The task —
Filter these entries down to the lines that hold the word "this", and show each of them.

(Excerpts from an interface dataset)
++++++
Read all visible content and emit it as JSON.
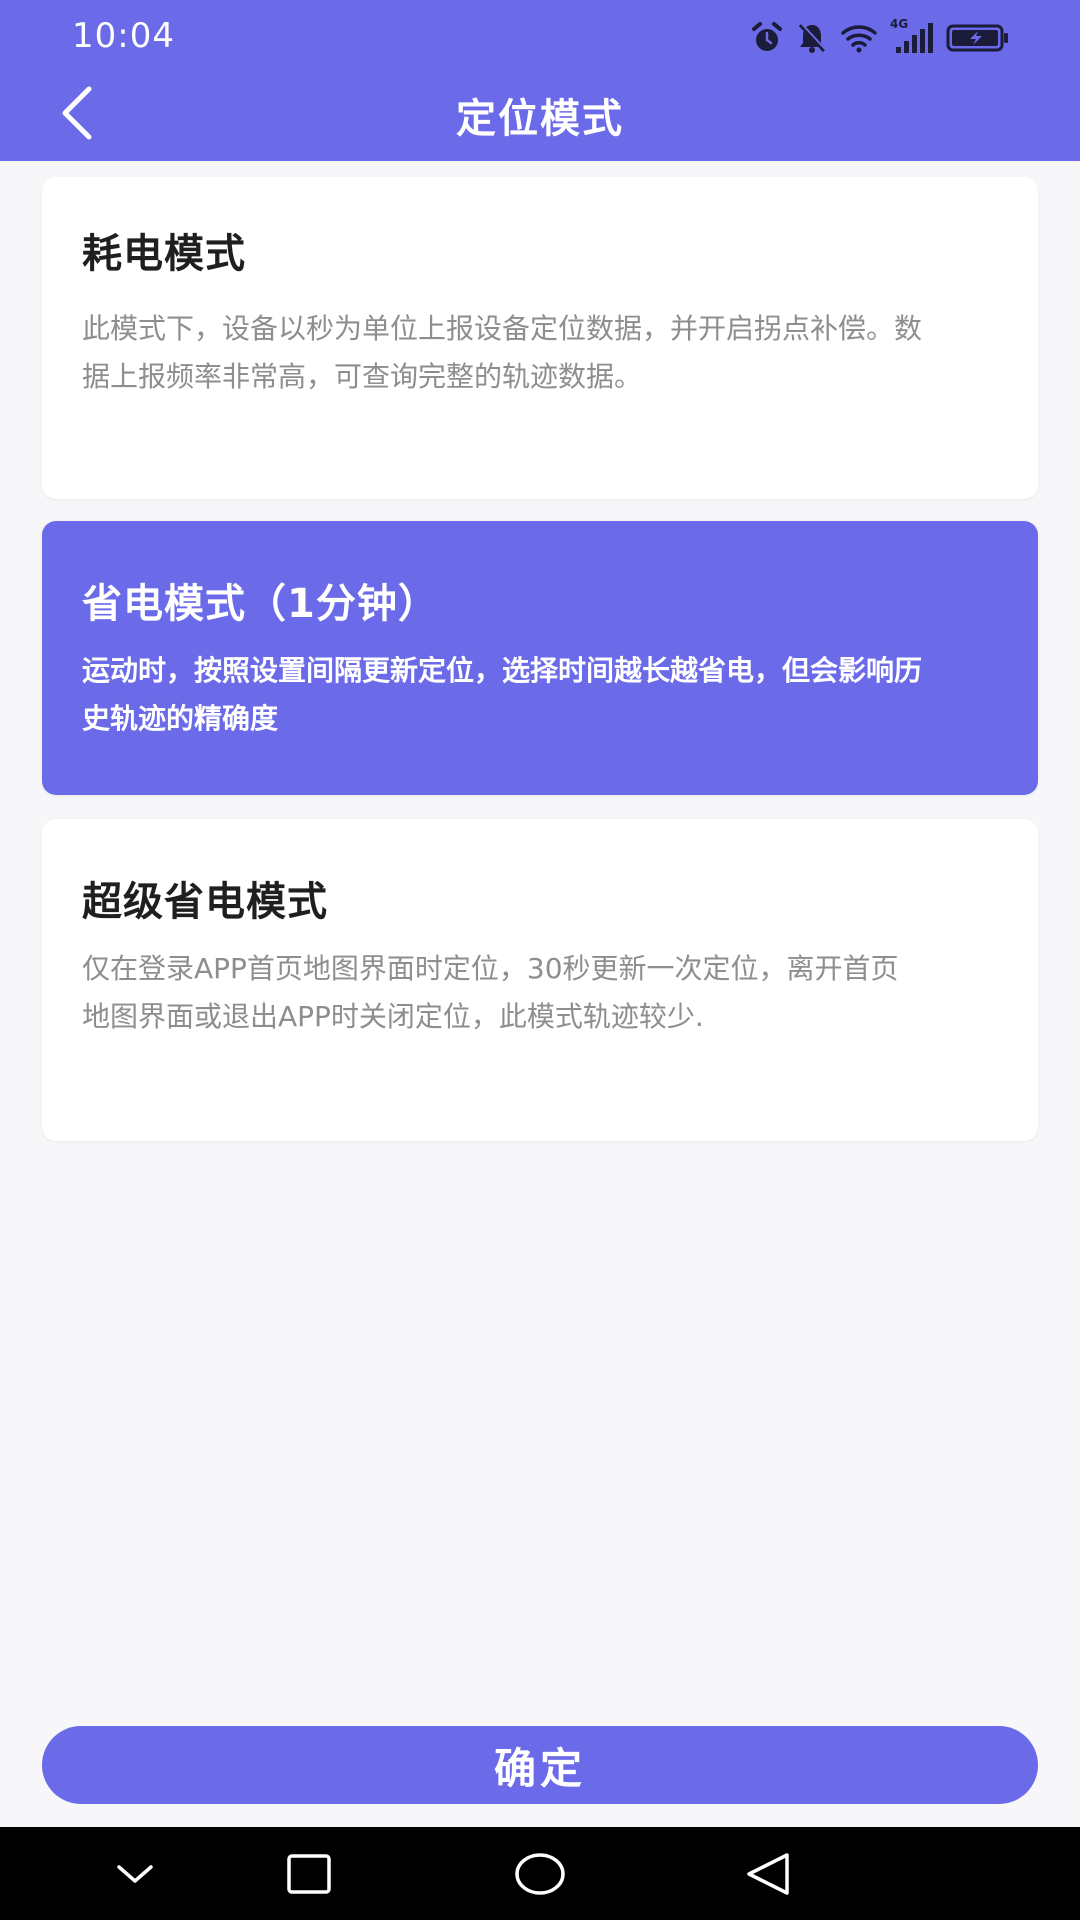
{
  "status_bar": {
    "time": "10:04",
    "network_label": "4G"
  },
  "app_bar": {
    "title": "定位模式"
  },
  "modes": [
    {
      "title": "耗电模式",
      "description": "此模式下，设备以秒为单位上报设备定位数据，并开启拐点补偿。数据上报频率非常高，可查询完整的轨迹数据。",
      "selected": false
    },
    {
      "title": "省电模式（1分钟）",
      "description": "运动时，按照设置间隔更新定位，选择时间越长越省电，但会影响历史轨迹的精确度",
      "selected": true
    },
    {
      "title": "超级省电模式",
      "description": "仅在登录APP首页地图界面时定位，30秒更新一次定位，离开首页地图界面或退出APP时关闭定位，此模式轨迹较少.",
      "selected": false
    }
  ],
  "confirm_label": "确定",
  "colors": {
    "accent": "#6b6ae8",
    "background": "#f7f7f9",
    "card": "#ffffff",
    "title_text": "#1f1f1f",
    "desc_text": "#8e8e8e",
    "nav_bar": "#000000"
  },
  "icons": {
    "status": [
      "alarm-icon",
      "mute-bell-icon",
      "wifi-icon",
      "signal-icon",
      "battery-charging-icon"
    ],
    "app_bar": [
      "back-arrow-icon"
    ],
    "nav": [
      "nav-down-icon",
      "nav-recents-icon",
      "nav-home-icon",
      "nav-back-icon"
    ]
  }
}
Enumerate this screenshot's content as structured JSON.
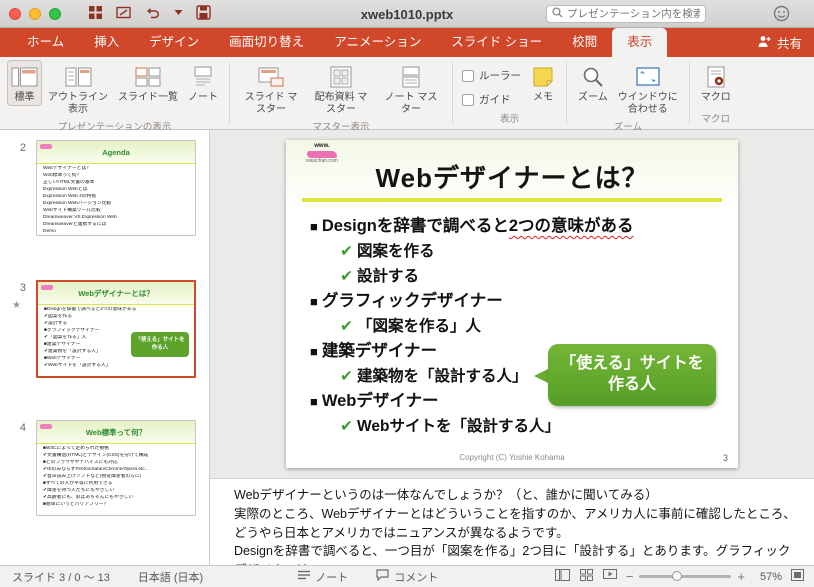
{
  "titlebar": {
    "title": "xweb1010.pptx",
    "search_placeholder": "プレゼンテーション内を検索"
  },
  "ribbon": {
    "tabs": [
      "ホーム",
      "挿入",
      "デザイン",
      "画面切り替え",
      "アニメーション",
      "スライド ショー",
      "校閲",
      "表示"
    ],
    "share_label": "共有",
    "view_normal": "標準",
    "view_outline": "アウトライン表示",
    "view_sorter": "スライド一覧",
    "view_notes": "ノート",
    "group_presentation": "プレゼンテーションの表示",
    "master_slide": "スライド マスター",
    "master_handout": "配布資料 マスター",
    "master_notes": "ノート マスター",
    "group_master": "マスター表示",
    "ruler": "ルーラー",
    "guides": "ガイド",
    "memo": "メモ",
    "group_show": "表示",
    "zoom": "ズーム",
    "fit_window": "ウインドウに合わせる",
    "group_zoom": "ズーム",
    "macro": "マクロ",
    "group_macro": "マクロ"
  },
  "sidebar": {
    "slides": [
      {
        "number": "2",
        "title": "Agenda",
        "lines": [
          "Webデザイナーとは？",
          "Web標準って何？",
          "正しいHTML文書の基本",
          "Expression Webとは",
          "Expression Web 4の特長",
          "Expression Webバージョン比較",
          "Webサイト構築ツール比較",
          "Dreamweaver VS Expression Web",
          "Dreamweaverと連携するには",
          "Demo"
        ]
      },
      {
        "number": "3",
        "title": "Webデザイナーとは？",
        "lines": [
          "■Designを辞書で調べると2つの意味がある",
          "✔図案を作る",
          "✔設計する",
          "■グラフィックデザイナー",
          "✔「図案を作る」人",
          "■建築デザイナー",
          "✔建築物を「設計する人」",
          "■Webデザイナー",
          "✔Webサイトを「設計する人」"
        ],
        "callout": "「使える」サイトを\n作る人"
      },
      {
        "number": "4",
        "title": "Web標準って何？",
        "lines": [
          "■W3Cによって定められた規格",
          "✔文書構造(HTML)とデザイン(CSS)を分けて構成",
          "■どのブラウザやデバイスにも対応",
          "✔IEのみならずFirefox/Safari/Chrome/Opera etc...",
          "✔音声読み上げソフトなど(視覚障害者の方に)",
          "■すべての人が平等に利用できる",
          "✔障害を持つ人たちにもやさしい",
          "✔高齢者にも、おばあちゃんにもやさしい",
          "■簡単にいうとバリアフリー？"
        ]
      }
    ]
  },
  "slide": {
    "logo_top": "www.",
    "logo_bottom": "wasichan.com",
    "title": "Webデザイナーとは？",
    "bullets": [
      {
        "marker": "■",
        "text": "Designを辞書で調べると",
        "squiggle": "2つの意味がある"
      },
      {
        "marker": "✔",
        "text": "図案を作る"
      },
      {
        "marker": "✔",
        "text": "設計する"
      },
      {
        "marker": "■",
        "text": "グラフィックデザイナー"
      },
      {
        "marker": "✔",
        "text": "「図案を作る」人"
      },
      {
        "marker": "■",
        "text": "建築デザイナー"
      },
      {
        "marker": "✔",
        "text": "建築物を「設計する人」"
      },
      {
        "marker": "■",
        "text": "Webデザイナー"
      },
      {
        "marker": "✔",
        "text": "Webサイトを「設計する人」"
      }
    ],
    "callout": "「使える」サイトを\n作る人",
    "copyright": "Copyright (C) Yoshie Kohama",
    "page_number": "3"
  },
  "notes": {
    "text": "Webデザイナーというのは一体なんでしょうか？（と、誰かに聞いてみる）\n実際のところ、Webデザイナーとはどういうことを指すのか、アメリカ人に事前に確認したところ、どうやら日本とアメリカではニュアンスが異なるようです。\nDesignを辞書で調べると、一つ目が「図案を作る」2つ目に「設計する」とあります。グラフィックデザイナーは、"
  },
  "statusbar": {
    "slide_indicator": "スライド 3 / 0 ～ 13",
    "language": "日本語 (日本)",
    "notes_label": "ノート",
    "comments_label": "コメント",
    "zoom_percent": "57%"
  },
  "colors": {
    "accent": "#d0472a",
    "callout_green": "#5ea32c",
    "check_green": "#3f9c35",
    "rule_yellow": "#dde73a"
  }
}
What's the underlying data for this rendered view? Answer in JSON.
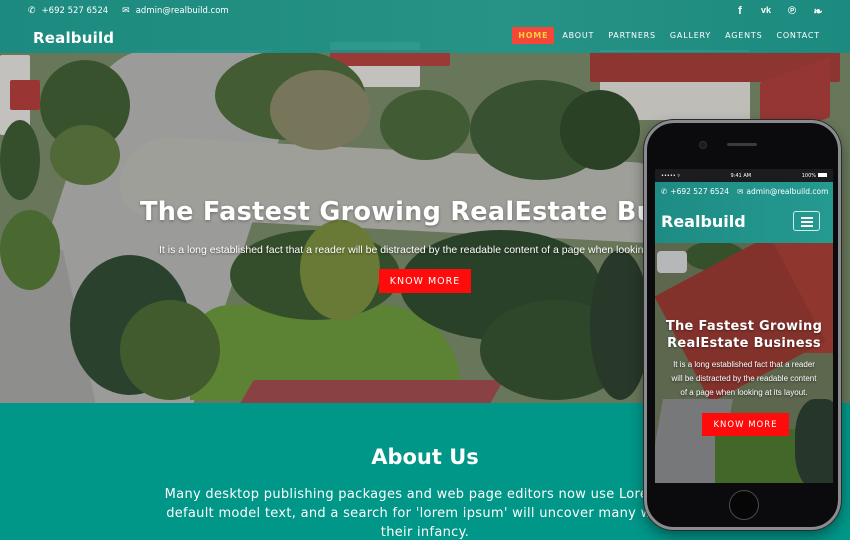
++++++
Written response —
Enumerate this screenshot's content as structured JSON.
What's the underlying data for this rendered view? Answer in JSON.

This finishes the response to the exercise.